The company is expecting an increase in full-year profitability from 2011.
Interpublic’s balance sheet reflects $1.2 billion in cash, down from $2.32 billion at Dec. 31, 2011, along with total debt of $1.68 billion, compared to $1.77 billion at Dec. 31, 2011.
It spent $83.2 million repurchasing 7.6 million shares of its stock for $10.94 per share on average in the third quarter. It also paid a dividend of $0.06 per share, which cost $25.8 million in total.
In November, IPG sold a remaining Facebook Inc. (FB) investment for net cash proceeds of $95 million. It acquired the stake in 2006.
The same month, IPG increased its share repurchase program to $400 million from $300 million “reflecting the confidence we have in our company,” Chairman and CEO Michael I. Roth said in a statement.
IPG has a P/E of 12.8, P/B of 2.1 and P/S of 0.66, close to a one-year low.

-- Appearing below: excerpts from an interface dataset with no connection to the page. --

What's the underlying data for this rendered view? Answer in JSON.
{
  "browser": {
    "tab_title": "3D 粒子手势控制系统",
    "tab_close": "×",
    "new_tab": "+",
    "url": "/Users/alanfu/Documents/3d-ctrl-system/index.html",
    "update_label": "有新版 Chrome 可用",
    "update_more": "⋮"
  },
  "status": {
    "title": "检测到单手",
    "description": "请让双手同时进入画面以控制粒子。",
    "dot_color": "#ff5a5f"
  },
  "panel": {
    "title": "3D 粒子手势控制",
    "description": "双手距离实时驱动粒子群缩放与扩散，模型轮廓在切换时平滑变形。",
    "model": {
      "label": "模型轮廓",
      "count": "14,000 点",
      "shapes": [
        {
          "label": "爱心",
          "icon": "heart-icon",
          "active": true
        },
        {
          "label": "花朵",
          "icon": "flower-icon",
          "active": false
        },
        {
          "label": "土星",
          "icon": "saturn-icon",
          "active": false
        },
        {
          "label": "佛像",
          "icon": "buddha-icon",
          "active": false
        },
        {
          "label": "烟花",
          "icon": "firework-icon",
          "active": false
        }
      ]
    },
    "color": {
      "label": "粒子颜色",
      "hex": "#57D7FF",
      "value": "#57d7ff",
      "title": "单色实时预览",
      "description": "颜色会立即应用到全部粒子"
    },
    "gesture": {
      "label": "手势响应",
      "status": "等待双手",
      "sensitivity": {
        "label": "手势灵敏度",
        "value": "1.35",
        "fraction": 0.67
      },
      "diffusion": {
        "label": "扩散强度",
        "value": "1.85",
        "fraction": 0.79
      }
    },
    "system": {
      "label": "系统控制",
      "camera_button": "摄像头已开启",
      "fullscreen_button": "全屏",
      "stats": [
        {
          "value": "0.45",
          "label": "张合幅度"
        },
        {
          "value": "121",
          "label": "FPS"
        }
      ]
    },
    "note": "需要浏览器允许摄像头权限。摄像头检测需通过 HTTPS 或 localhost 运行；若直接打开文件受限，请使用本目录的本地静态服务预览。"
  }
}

Romick added 2, 315,000 shares to his Microsoft Corp. (MSFT) in the third quarter, his largest-ever purchase of the company. He paid approximately $28 per share, the price slumping more than 10 percent that quarter. Since initiating the position in the third quarter of 2010, Romick has built the position to a total of 11.265 million shares, or 4.8 percent of his portfolio.
Romick likes Microsoft as an out-of-favor stock. In a recent CNBC interview, he commented:
“Microsoft, there was a point in time in 2011 there was bad news everywhere. Everyone wanted Ballmer out, windows, their lunch was being eaten by every other tech company… people don’t realize some of the value they get, whether it be patents they get that different android manufacturers are paying them. So there’s a lot of hidden value there. We actually felt that if anything happened good, it was going to drive the stock a lot higher, which is what’s happened.”
The software maker’s stock has lost 17.5 percent of its market value over the past five years. Over the same period, it has increased revenue at an annual average rate of 9.9 percent, EBITDA at a rate of 10.2 percent, free cash flow at 13.3 percent and book value at 19.6 percent.
In the third quarter, Microsoft pulled in $16.01 in revenue, an 8 percent year-over-year decline. Earnings per share of $0.53 reflected a 22 percent year-over-year decline.
CFO Peter Klein attributed the 26 percent year-over-year operating income loss to a slowdown in PC demand ahead of its Windown 8 launch. Other divisions’ multi-year licensing revenue increased, however, in several divisions: Windows, Server & Tools and Microsoft Business.
Microsoft’s cash in the third quarter amounted to $76.52 billion, from $67.56 billion the previous year. Long-term liabilities and debt amounted to $21.6 billion, virtually unchanged from the previous year.
Romick added 847,800 to his AIG (AIG) stake for $34 per share in the fourth quarter. The purchase brought his total position to 5,168,800 shares since initiating it in the second quarter of 2012 at $31 per share on average.
The insurance company’s stock has gained almost 37 percent in market value over the past year.
AIG in the third quarter finished easing off of its reliance on the U.S. government by paying back the $182 the country lent it during the financial crisis four years ago. It highlighted its financial strength by repurchasing $13 billion of its stock year to quarter-end.
In addition, it paid down the entire $8.6 billion in remaining preferred interests in a special purpose vehicle of AIA, the U.S. Department of the Treasury held.
Its results for the quarter included a 39 percent year-over-year increase in total revenues to $17.65 billion, and net income of $1.86 billion compared to a loss of $3.99 billion the previous year, and marking its fourth consecutive quarter of profitability.
AIG has a P/E of 2.4, P/B of 0.6 and P/S of 0.9.
Romick also expanded his holdings of Oracle Corp. (ORCL), AvalonBay Communities Inc. (AVB), Owens-Illinois Inc. (OI) and others. See a complete record of his long and short equity moves in the fourth quarter by going here.
Also check out Steven Romick’s Undervalued Stocks, Top Growth Companies and High Yield stocks.